The microgrid features 70kW of solar, 54kWh of battery storage, and Solshare energy distribution technology connected to all apartments. The system was installed by one of Victoria’s leading solar retailers, Gippsland Solar, which was fully acquired only days ago by major Australian insurer RACV, in a bid to bolster its home solar offering.

“The 52 tenants, who all have physical disabilities or other challenges, will now be able to use cheaper renewable energy from the one solar and battery system,” RACV CEO Andy McCarthy wrote on LinkedIn. “We are proud to deliver the first solar and battery microgrid of its kind in the world. Even better, we love seeing cheaper renewable energy becoming available to those who need bill relief the most.”

At the heart of the installation is the Solshare energy distribution technology designed by Melbourne-based start-up Allume Energy.

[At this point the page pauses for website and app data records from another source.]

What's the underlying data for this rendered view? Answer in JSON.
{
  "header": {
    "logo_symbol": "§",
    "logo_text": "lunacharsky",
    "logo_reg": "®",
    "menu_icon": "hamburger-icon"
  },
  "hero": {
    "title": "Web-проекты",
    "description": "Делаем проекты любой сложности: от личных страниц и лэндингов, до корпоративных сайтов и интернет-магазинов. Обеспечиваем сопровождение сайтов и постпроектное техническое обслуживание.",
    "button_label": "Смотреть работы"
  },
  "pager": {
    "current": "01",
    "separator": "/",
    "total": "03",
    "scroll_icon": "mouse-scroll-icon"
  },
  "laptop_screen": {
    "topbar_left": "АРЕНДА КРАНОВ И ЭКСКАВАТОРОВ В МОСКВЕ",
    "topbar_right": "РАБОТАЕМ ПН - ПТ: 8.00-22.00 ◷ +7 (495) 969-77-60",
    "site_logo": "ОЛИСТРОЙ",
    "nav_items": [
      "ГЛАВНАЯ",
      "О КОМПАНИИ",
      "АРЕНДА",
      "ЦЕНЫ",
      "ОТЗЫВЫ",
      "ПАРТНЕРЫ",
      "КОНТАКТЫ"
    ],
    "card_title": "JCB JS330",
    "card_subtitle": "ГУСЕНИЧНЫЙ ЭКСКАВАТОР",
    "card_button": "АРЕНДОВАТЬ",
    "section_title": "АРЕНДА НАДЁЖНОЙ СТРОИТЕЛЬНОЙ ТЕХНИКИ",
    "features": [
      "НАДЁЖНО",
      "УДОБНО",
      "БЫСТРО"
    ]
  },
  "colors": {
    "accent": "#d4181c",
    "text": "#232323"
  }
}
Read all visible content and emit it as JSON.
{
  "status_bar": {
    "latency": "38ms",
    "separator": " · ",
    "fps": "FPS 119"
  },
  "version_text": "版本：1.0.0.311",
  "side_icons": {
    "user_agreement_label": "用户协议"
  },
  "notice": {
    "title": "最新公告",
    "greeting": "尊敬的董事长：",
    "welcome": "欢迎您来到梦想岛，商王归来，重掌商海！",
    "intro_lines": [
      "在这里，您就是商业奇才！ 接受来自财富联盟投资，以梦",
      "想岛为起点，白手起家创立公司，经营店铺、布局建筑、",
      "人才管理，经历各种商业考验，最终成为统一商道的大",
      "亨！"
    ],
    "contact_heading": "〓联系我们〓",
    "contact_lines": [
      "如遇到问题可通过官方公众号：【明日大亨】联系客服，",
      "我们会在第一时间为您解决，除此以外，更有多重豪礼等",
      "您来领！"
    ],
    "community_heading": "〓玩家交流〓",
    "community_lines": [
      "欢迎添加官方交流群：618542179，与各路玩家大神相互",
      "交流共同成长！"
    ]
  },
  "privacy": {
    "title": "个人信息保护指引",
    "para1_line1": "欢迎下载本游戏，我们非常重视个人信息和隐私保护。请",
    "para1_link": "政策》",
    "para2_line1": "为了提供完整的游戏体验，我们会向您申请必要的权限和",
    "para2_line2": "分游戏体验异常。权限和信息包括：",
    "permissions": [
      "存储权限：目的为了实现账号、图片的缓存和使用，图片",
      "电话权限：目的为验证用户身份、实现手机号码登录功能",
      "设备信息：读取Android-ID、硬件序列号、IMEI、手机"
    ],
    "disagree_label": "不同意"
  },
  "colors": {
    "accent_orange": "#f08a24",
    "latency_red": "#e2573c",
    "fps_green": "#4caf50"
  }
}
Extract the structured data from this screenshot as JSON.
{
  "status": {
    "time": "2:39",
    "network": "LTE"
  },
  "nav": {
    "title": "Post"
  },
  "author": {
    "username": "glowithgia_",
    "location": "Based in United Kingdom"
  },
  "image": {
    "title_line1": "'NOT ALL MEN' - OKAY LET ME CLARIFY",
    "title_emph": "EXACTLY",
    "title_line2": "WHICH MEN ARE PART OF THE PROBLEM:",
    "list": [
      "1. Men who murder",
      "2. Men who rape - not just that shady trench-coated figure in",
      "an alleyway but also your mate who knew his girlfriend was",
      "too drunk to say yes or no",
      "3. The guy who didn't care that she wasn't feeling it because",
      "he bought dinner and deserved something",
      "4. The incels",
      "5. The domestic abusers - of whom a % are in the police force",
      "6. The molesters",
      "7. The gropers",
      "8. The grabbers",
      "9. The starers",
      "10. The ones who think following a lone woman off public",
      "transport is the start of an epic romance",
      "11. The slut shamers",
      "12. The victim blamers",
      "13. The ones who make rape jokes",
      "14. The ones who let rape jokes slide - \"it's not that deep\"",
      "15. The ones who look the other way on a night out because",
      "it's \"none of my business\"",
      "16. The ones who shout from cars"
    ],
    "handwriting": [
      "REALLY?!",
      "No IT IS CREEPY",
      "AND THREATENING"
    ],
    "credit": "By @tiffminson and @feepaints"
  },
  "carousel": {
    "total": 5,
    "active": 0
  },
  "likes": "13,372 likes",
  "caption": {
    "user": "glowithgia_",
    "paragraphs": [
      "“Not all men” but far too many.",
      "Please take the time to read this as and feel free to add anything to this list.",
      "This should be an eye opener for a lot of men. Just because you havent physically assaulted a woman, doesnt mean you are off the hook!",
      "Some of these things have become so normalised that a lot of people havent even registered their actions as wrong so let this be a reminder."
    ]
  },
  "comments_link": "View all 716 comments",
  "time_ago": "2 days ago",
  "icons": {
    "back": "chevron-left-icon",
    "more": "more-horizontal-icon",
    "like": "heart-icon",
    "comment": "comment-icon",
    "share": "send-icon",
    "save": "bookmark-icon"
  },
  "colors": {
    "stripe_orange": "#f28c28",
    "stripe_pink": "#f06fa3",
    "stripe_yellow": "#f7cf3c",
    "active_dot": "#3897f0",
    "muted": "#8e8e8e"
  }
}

Designed to work within the building’s existing metering infrastructure or behind the meter, the technology allows for the consumption and metering of rooftop solar among multiple building tenants.

With rooftop solar installed with no upfront cost, Allume charges the tenants for the solar electricity on a “pay for the power, and not the panels” model, through a power purchase agreement locked in at a lower rate than the retail electricity price.

“Our world-first SolShare allows a single solar and battery system to be shared amongst multiple customers in the same building,” said Allume Energy Chief Operating Officer Alex Marks. “We’re excited to see the SolShare reduce electricity bills for renters in community housing.”

The installation is part of the $2.3 million Community Energy Hubs project launched by Ovida, an Australian energy company that provides both solar energy solutions and private energy infrastructure. As part of its state-wide microgrid funding promise, the Victorian Labor Government allocated last year a total of $980,000 for the Ovida project, which will install shared solar PV and battery systems in three multi-tenanted buildings in Melbourne.

The installation launched on Thursday by Victorian Minister for Energy Lily D’Ambrosio is the first site of Ovida’s Community Energy Hubs project with more sites expected to be installed across Melbourne in 2020.

“Ovida installs, operates and maintains the solar panels, batteries and energy distribution technology free of charge. Residents and tenants have the opportunity to opt-in to the initiative and will continue to have choice over their electricity retailer,” said Ovida Executive General Manager Chris Judd. “This is an exciting milestone as it is the first time this microgrid technology has been used to allow one solar and battery installation on an apartment building to be shared with all apartments.”

Other partners on the project include Australian Energy Foundation, Housing Choices Australia, and RMIT University.